Just like people, the roots of your turf grass need a little breathing room. Aeration breaks apart compacted soil and lets your grass’s roots stretch out. Whether your lawn has been struggling or you’ve just been wondering what the fuss is all about, considering aeration may be the best thing you’ve ever done for your turf.
How Does Soil Get Compacted?
Have you ever noticed how compacted coffee grounds become after they’ve been used? Over time, rain and foot traffic does the same thing to your soil. The soil settles, becoming denser, harder and less permeable. It chokes grass and cuts off its supply of water and nutrients.
Signs of compacted soil include:
• Weak grass despite otherwise ideal growing conditions
• Barren spots where people or animals often walk
• Soil that’s difficult to cut with a shovel
• Poor drainage
• Thick thatch

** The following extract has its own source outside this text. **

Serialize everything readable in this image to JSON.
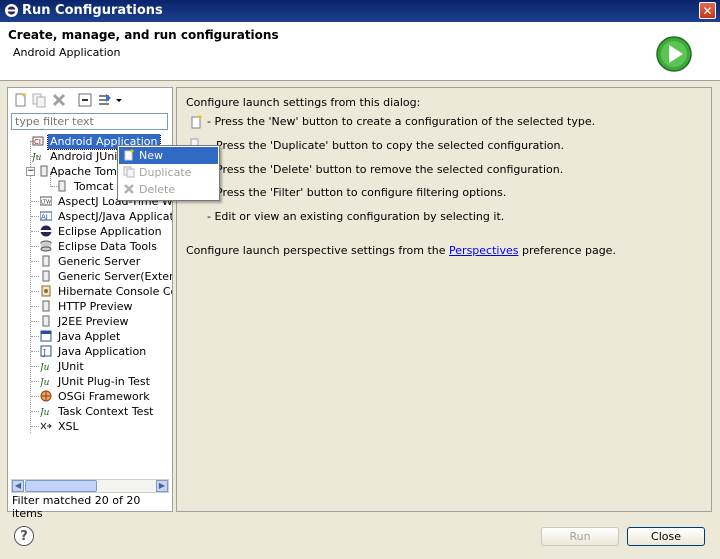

• Soil conditions that don’t change despite laying down amendments and fertilizers
What Does Lawn Aeration Do?
In rich ecosystems like fields and forests, soil is aerated by worms, moles and other burrowing organisms. Because our lawns are breaks in the natural norms, they require human intervention to stay light and loamy. The most common aeration process pulls plugs of soil up out of your lawn, letting air filter in and creating a looser top layer of soil as the plugs and holes break down over time.
Proper aeration will help:
• Strengthen grass and grass roots
• Prevent pests and disease
• Encourage deeper grass roots
• Improve drainage
• Increase fertilizer and additive uptake
• Reduce runoff
• Break apart thatch
How Often to Aerate
Lawns should be aerated at least once a year, immediately before fertilizing and overseeding in the fall. The loose soil provides the perfect medium for fertilizers and fresh seed. If your lawn sees heavy foot traffic, add a spring aeration to your schedule as well.
If you plan on laying sod anywhere on your lawn, aerate before laying sod and don’t aerate again for six months to a year. If you’re establishing a new lawn with seed, aerate immediately before seeding and don’t aerate again until the the grass as fully matured.
You can aerate your lawn yourself or schedule it and forget about it. Don’t hesitate to contact us if you’d like a hand. Visit our homepage for more info.